It cut the ratings of state-run Anglo Irish Bank and Irish Nationwide Building Society -- whose deposits and assets began to be auctioned off by the state this week -- to Caa1 from Baa3.
The central bank did not give a breakdown of borrowing between domestic banks and foreign banks based in Ireland, but last month it said domestic lenders accounted for 72 percent of ECB borrowings in December, up 2 percent on the previous month.
Moody's kept the ratings of all six domestic banks under review for further possible downgrade and said if the risk for senior creditors increased significantly, the ratings would likely face further multi-notch downgrades.
Ireland's finance minister also said this week Ireland was pressing its European partners to allow it to substantially discount unguaranteed senior bank debt, but he could not see the European Central Bank (ECB) contemplating such a move.
Moody's said Finance Minister Brian Lenihan's announcement on Wednesday of a postponement of further capital injections into Bank of Ireland, Allied Irish Banks and EBS until after the poll added to its concerns.
Fine Gael, expected to lead the next government, said a new administration should wait until after the central bank completes a fresh round of stress tests at the end of March before putting more capital into lenders.
Labour's finance spokeswoman agreed on Friday, but her leader Eamon Gilmore went a step further and was quoted by The Irish Times as saying his party would not put any further capital into the banks until Ireland's IMF/EU bailout is renegotiated.

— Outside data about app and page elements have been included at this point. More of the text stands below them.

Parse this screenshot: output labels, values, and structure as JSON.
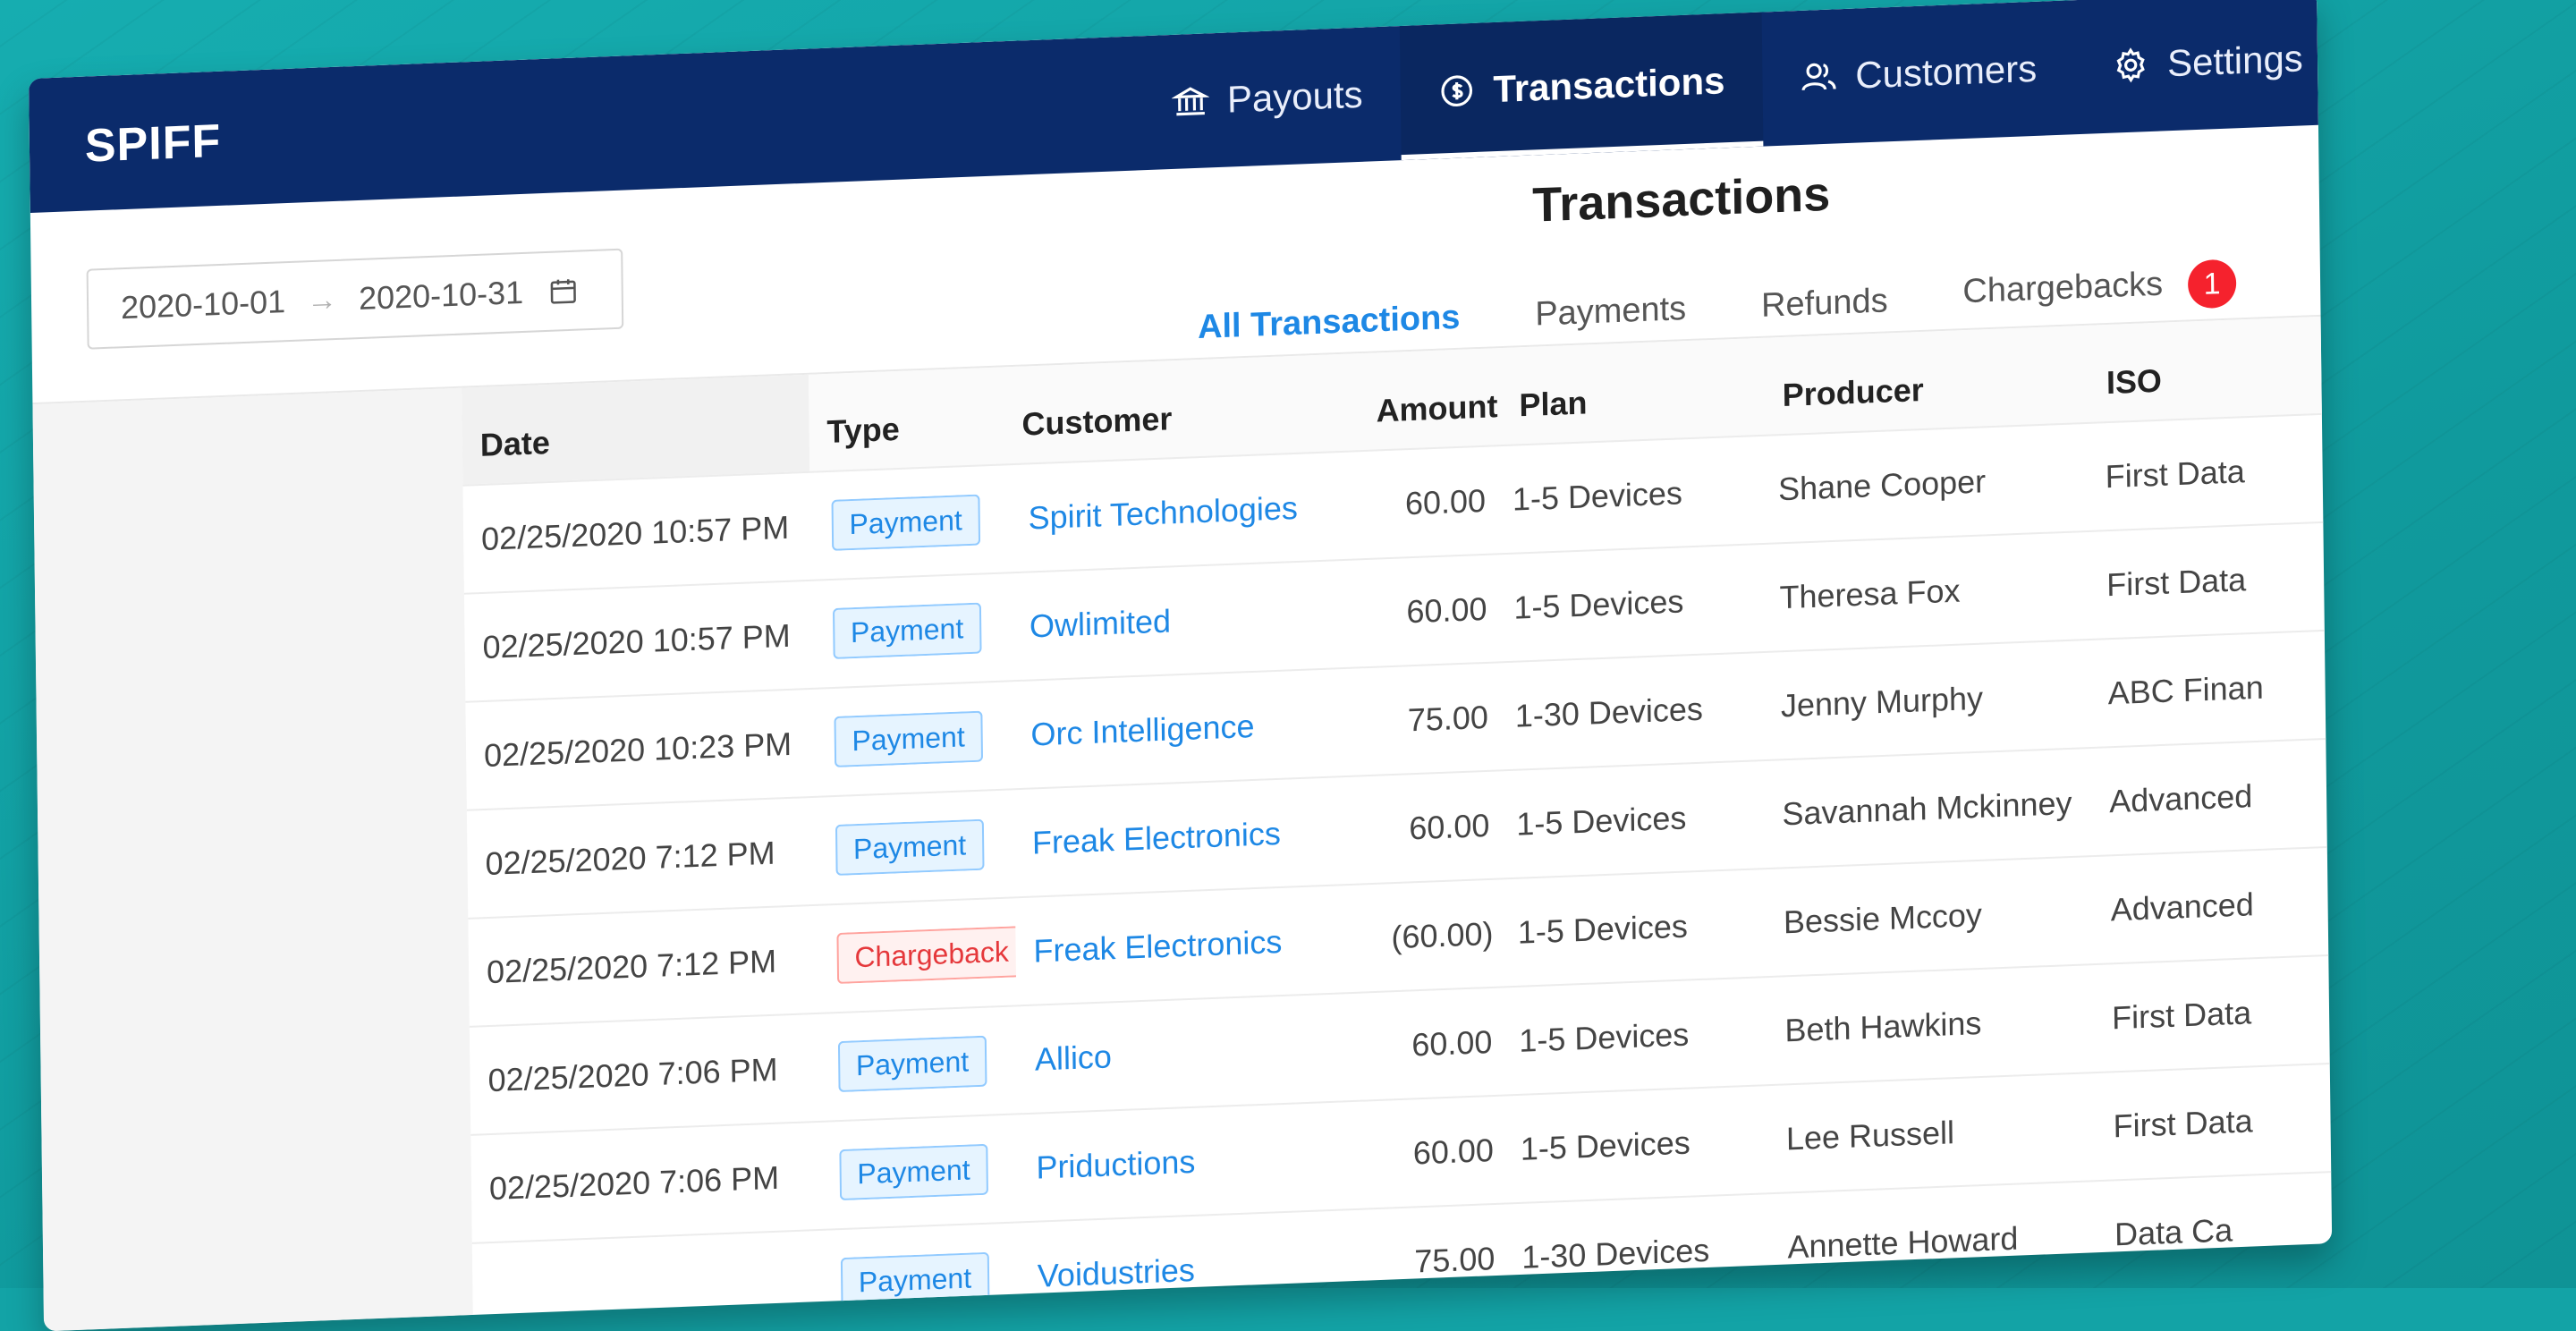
{
  "app": {
    "logo": "SPIFF"
  },
  "nav": [
    {
      "label": "Payouts",
      "icon": "bank-icon",
      "active": false
    },
    {
      "label": "Transactions",
      "icon": "dollar-circle-icon",
      "active": true
    },
    {
      "label": "Customers",
      "icon": "users-icon",
      "active": false
    },
    {
      "label": "Settings",
      "icon": "gear-icon",
      "active": false
    }
  ],
  "page": {
    "title": "Transactions"
  },
  "date_range": {
    "start": "2020-10-01",
    "end": "2020-10-31"
  },
  "tabs": {
    "all": "All Transactions",
    "payments": "Payments",
    "refunds": "Refunds",
    "chargebacks": "Chargebacks",
    "chargebacks_count": "1"
  },
  "table": {
    "columns": {
      "date": "Date",
      "type": "Type",
      "customer": "Customer",
      "amount": "Amount",
      "plan": "Plan",
      "producer": "Producer",
      "iso": "ISO"
    },
    "rows": [
      {
        "date": "02/25/2020 10:57 PM",
        "type": "Payment",
        "customer": "Spirit Technologies",
        "amount": "60.00",
        "plan": "1-5 Devices",
        "producer": "Shane Cooper",
        "iso": "First Data"
      },
      {
        "date": "02/25/2020 10:57 PM",
        "type": "Payment",
        "customer": "Owlimited",
        "amount": "60.00",
        "plan": "1-5 Devices",
        "producer": "Theresa Fox",
        "iso": "First Data"
      },
      {
        "date": "02/25/2020 10:23 PM",
        "type": "Payment",
        "customer": "Orc Intelligence",
        "amount": "75.00",
        "plan": "1-30 Devices",
        "producer": "Jenny Murphy",
        "iso": "ABC Finan"
      },
      {
        "date": "02/25/2020 7:12 PM",
        "type": "Payment",
        "customer": "Freak Electronics",
        "amount": "60.00",
        "plan": "1-5 Devices",
        "producer": "Savannah Mckinney",
        "iso": "Advanced"
      },
      {
        "date": "02/25/2020 7:12 PM",
        "type": "Chargeback",
        "customer": "Freak Electronics",
        "amount": "(60.00)",
        "plan": "1-5 Devices",
        "producer": "Bessie Mccoy",
        "iso": "Advanced"
      },
      {
        "date": "02/25/2020 7:06 PM",
        "type": "Payment",
        "customer": "Allico",
        "amount": "60.00",
        "plan": "1-5 Devices",
        "producer": "Beth Hawkins",
        "iso": "First Data"
      },
      {
        "date": "02/25/2020 7:06 PM",
        "type": "Payment",
        "customer": "Priductions",
        "amount": "60.00",
        "plan": "1-5 Devices",
        "producer": "Lee Russell",
        "iso": "First Data"
      },
      {
        "date": "",
        "type": "Payment",
        "customer": "Voidustries",
        "amount": "75.00",
        "plan": "1-30 Devices",
        "producer": "Annette Howard",
        "iso": "Data Ca"
      }
    ]
  },
  "colors": {
    "nav_bg": "#0b2b6b",
    "accent": "#1e88e5",
    "badge": "#f5222d",
    "background": "#13a3a6"
  }
}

Additional reporting by Kate Holton, Editing by David Holmes and Will Waterman